Published 6/1/2017

Setting AAOS Now Straight

Regarding the recent AAOS Now article "Study: No Advantage to Liposomal Bupivacaine for TKA" (April 2017 issue) about work presented at the AAOS annual meeting by DeClaire et al, there appears to be a significant methodologic problem that likely resulted in a misleading outcome. Prior study (1) has shown that liposomal bupivacaine, when mixed with other local anesthetics, undergoes a process of disruption, leading to release of free bupivacaine and negating any advantage of the liposomal encapsulation. Per the article, patients undergoing total knee arthroplasty (TKA) were randomized to two cohorts and received a drug "cocktail" consisting of multiple medications, with liposomal bupivacaine mixed with regular bupivacaine prior to injection.

Patients in the first group (control, n = 49) received a standard periarticular 100 mL "pain cocktail" injection of ropivacaine, ketorolac, morphine, and epinephrine in saline. Patients in the second group (experimental, n = 47) received a similar cocktail with bupivacaine substituted in an 80-mL preparation, plus a 20-mL injection of liposomal bupivacaine (1.3 percent).

The preparation of this cocktail likely resulted in liposomal disruption, leading to release of free bupivacaine. The end result is that this study merely demonstrates that there is no clinical difference between ropivacaine and bupivacaine after TKA. No meaningful information about liposomal bupivacaine can be drawn from this data, given the likely drug interaction that was inadvertently caused by use of a drug cocktail. The authors are quoted as being "surprised" by the study outcome; this is likely due to this unaccounted-for drug interaction that invalidates their data.

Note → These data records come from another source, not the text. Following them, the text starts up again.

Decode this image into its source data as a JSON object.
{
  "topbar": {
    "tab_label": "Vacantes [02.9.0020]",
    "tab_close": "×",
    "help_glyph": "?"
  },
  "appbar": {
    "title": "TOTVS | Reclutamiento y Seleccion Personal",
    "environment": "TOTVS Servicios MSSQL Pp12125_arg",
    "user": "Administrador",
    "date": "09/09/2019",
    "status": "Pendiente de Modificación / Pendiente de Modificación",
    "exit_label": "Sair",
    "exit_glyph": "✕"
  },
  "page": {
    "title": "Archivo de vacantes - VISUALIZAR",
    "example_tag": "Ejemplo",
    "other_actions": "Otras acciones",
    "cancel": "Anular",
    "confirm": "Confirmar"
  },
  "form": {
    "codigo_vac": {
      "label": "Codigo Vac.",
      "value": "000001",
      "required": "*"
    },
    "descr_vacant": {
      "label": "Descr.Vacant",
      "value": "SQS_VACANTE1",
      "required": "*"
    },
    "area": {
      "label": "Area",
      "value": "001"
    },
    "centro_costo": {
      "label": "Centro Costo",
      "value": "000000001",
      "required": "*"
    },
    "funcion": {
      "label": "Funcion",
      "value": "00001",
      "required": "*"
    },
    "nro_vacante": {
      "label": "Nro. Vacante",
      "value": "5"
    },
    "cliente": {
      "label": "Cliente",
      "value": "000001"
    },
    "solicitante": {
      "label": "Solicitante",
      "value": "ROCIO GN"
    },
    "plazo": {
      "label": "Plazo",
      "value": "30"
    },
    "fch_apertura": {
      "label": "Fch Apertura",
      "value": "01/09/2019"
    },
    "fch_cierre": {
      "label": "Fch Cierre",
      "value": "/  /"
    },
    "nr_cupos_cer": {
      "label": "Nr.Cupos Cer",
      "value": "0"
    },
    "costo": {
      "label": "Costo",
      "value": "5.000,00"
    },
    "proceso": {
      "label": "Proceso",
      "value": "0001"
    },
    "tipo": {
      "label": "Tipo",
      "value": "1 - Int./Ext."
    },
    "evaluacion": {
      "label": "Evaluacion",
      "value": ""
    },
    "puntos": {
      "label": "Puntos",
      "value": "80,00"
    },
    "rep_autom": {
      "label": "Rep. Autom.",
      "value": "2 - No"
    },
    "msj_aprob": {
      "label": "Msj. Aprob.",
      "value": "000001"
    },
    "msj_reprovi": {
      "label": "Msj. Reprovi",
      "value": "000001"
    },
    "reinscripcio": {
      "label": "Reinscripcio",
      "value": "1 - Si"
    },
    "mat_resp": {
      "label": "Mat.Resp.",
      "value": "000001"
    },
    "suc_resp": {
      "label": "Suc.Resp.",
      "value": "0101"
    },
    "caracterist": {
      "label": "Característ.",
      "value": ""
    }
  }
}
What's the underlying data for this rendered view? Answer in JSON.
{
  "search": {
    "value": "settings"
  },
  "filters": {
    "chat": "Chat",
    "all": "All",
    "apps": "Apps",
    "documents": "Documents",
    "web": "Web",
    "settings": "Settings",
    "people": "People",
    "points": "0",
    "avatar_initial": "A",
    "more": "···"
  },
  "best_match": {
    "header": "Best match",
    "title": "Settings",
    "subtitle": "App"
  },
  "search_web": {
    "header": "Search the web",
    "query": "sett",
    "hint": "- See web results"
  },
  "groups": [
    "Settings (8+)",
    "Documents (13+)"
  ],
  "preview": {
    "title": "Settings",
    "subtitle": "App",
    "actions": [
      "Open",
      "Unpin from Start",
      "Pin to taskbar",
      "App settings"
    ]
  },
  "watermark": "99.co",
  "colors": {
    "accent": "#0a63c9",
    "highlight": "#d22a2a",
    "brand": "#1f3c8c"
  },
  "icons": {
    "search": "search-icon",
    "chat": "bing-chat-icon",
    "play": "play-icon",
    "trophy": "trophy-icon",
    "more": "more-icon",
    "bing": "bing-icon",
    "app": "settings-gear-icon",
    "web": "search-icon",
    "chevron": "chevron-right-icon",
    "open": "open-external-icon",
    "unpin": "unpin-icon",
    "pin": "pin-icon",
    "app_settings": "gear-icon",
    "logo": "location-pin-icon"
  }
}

Clear guidelines against mixing liposomal bupivacaine (Exparel) have been previously developed (reference 1) and are listed in the U.S. Food and Drug Administration (FDA)–required product prescribing information (2) for this medication, as follows:


  • EXPAREL should not be admixed with lidocaine or other nonbupivacaine-based local anesthetics.
  • EXPAREL may be administered after at least 20 minutes or more have elapsed ­following local administration of lidocaine.
  • Bupivacaine HCl, when injected immediately before or admixed with
  • EXPAREL may impact the pharmacokinetic and/or physicochemical properties of the drugs

Cost effectiveness of medications is both pertinent and important, but we must be careful not to discard potentially valuable treatments with poorly designed studies.

Robert Henshaw, MD
Professor, Clinical Orthopedic Surgery (Orthopedic Oncology), Georgetown University School of Medicine

Response from Jeffrey H. ­DeClaire, MD:
In response to Dr. Henshaw's questions regarding the concern for mixing the liposomal bupivacaine with other local anesthetics, such mixing absolutely was not the case in this study. The study was conducted with anesthetics administered exactly as recommended by the guidelines as described by Pacira Pharmaceuticals, Inc., as well as the guidelines recommended by the FDA.

The liposomal bupivacaine was administered separately and was not admixed with any other medications or local anesthetics.

I hope this clarifies this question. The conclusions drawn are based on the data obtained from this randomized, double-blinded, prospective, Level I evidence study.


AAOS Now welcomes reader comments and efforts to "set AAOS Now straight." We reserve the right to edit your correspondence for length, clarity, or style. Send your letters to the Editor, AAOS Now, 9400 W. Higgins Rd., Rosemont, Ill. 60018, fax them to (847) 823-8033, or email them to aaoscomm@aaos.org